Our 16 Oct 2016 (Sun) @10am free course preview is now open for registration!

Monday, July 04, 2011

Crochet and knitting combined tunic

By emy Monday, July 04, 2011
Speaking of crocheted skirts, remember the project that Lynn was crocheting back in Oct?

garment knitting course

Well, we managed to get the knitting going.

crochet edge knitted skirt

After the main body was knitted, Lynn then joined the smaller round of crocheted squares to the bust area.

As you can see, the project is by no means finished as the tail ends need to be tucked in.

Considering that this is officially her second crochet project and first attempt at knitting, I would say that she is doing a rather excellent job, don't you agree?

I think I might have mentioned this -- Lynn was very motivated when she first saw Jenny's combined knitting and crochet tunic piece. In fact, the concept of combining knitting and crochet seems to be the theme in the recent Japanese knitting magazines [Talk about blurring lines!] back from 2010 and this trend is still continuing strong this year.

However, using crochet as an edging alternative to finish any knitting projects or combining the use of knitting and crochet in a single project is also new at The Handiworks.
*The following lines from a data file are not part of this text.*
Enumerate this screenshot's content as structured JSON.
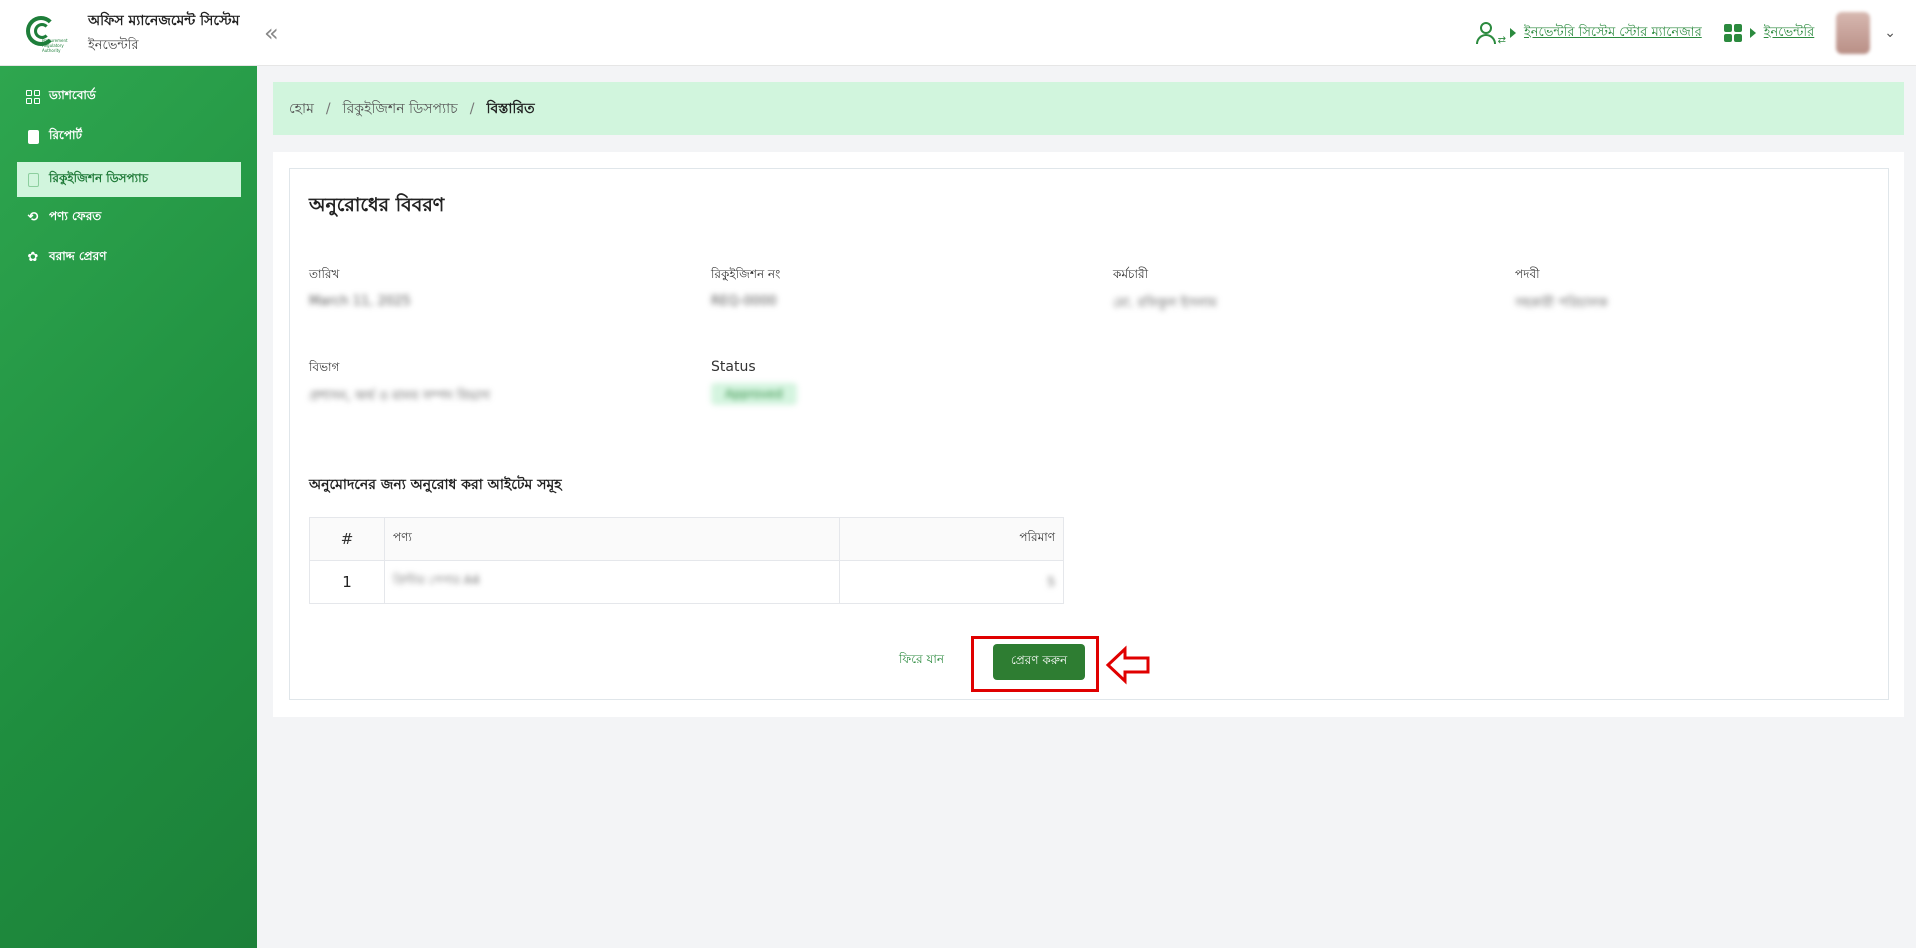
{
  "header": {
    "app_title": "অফিস ম্যানেজমেন্ট সিস্টেম",
    "app_subtitle": "ইনভেন্টরি",
    "logo_text": "Procurement Regulatory Authority",
    "role_link": "ইনভেন্টরি সিস্টেম স্টোর ম্যানেজার",
    "module_link": "ইনভেন্টরি",
    "collapse_glyph": "«",
    "dropdown_glyph": "⌄"
  },
  "sidebar": {
    "items": [
      {
        "label": "ড্যাশবোর্ড",
        "icon": "dashboard-grid-icon",
        "active": false
      },
      {
        "label": "রিপোর্ট",
        "icon": "document-icon",
        "active": false
      },
      {
        "label": "রিকুইজিশন ডিসপ্যাচ",
        "icon": "document-outline-icon",
        "active": true
      },
      {
        "label": "পণ্য ফেরত",
        "icon": "return-icon",
        "active": false
      },
      {
        "label": "বরাদ্দ প্রেরণ",
        "icon": "allocation-icon",
        "active": false
      }
    ]
  },
  "breadcrumb": {
    "home": "হোম",
    "parent": "রিকুইজিশন ডিসপ্যাচ",
    "current": "বিস্তারিত",
    "separator": "/"
  },
  "details": {
    "title": "অনুরোধের বিবরণ",
    "fields": {
      "date_label": "তারিখ",
      "date_value": "March 11, 2025",
      "req_no_label": "রিকুইজিশন নং",
      "req_no_value": "REQ-0000",
      "employee_label": "কর্মচারী",
      "employee_value": "মো. রফিকুল ইসলাম",
      "designation_label": "পদবী",
      "designation_value": "সহকারী পরিচালক",
      "department_label": "বিভাগ",
      "department_value": "প্রশাসন, অর্থ ও মানব সম্পদ বিভাগ",
      "status_label": "Status",
      "status_value": "Approved"
    },
    "items_title": "অনুমোদনের জন্য অনুরোধ করা আইটেম সমূহ",
    "table": {
      "headers": [
        "#",
        "পণ্য",
        "পরিমাণ"
      ],
      "rows": [
        {
          "index": "1",
          "product": "প্রিন্টার পেপার A4",
          "qty": "5"
        }
      ]
    },
    "back_label": "ফিরে যান",
    "send_label": "প্রেরণ করুন"
  },
  "colors": {
    "brand_green": "#2e7d32",
    "sidebar_green": "#23994a",
    "highlight_red": "#e00000",
    "breadcrumb_bg": "#d1f5dd"
  }
}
Below are some past projects where the crochet technique is being employed, alongside with knitting.

Hence, when customers ask "which is easier, knitting or crochet?" (which I have briefly touched on in a much earlier post, I would always encourage them to learn both.

Actually several customers signed up with us immediately upon knowing that we teach crochet (including a left handed customer) as it seems that there are not many places here in Singapore that still offers crochet lessons these days. But as you can see from the examples above, knitting and crochet are complementary skills so that's why we continue to offer knitting and crochet lessons.

The main caveat I would emphasize here however, is that crochet has a slighter steeper learning curve as one needs to master the basic stitches and be reasonably comfortable with symbol or stitch reading before making any granny squares or amigurumi crochet toys/dolls -related patterns.

The reason?
  • Granny squares uses a combination of various stitches and there are connecting techniques required to join them as you move along.
  • Amigurumi dolls, on the other hand, usually comprise of multiple individually shaped parts such as head, body, limbs and ears etc -- meaning you have to work at least 6-9 parts before you stuff and seam them all together.
We don't want to put a damper but we much rather prefer to ensure that expectations are aligned. I am sure those who have learnt crochet will agree. Sharing is sexy

Related posts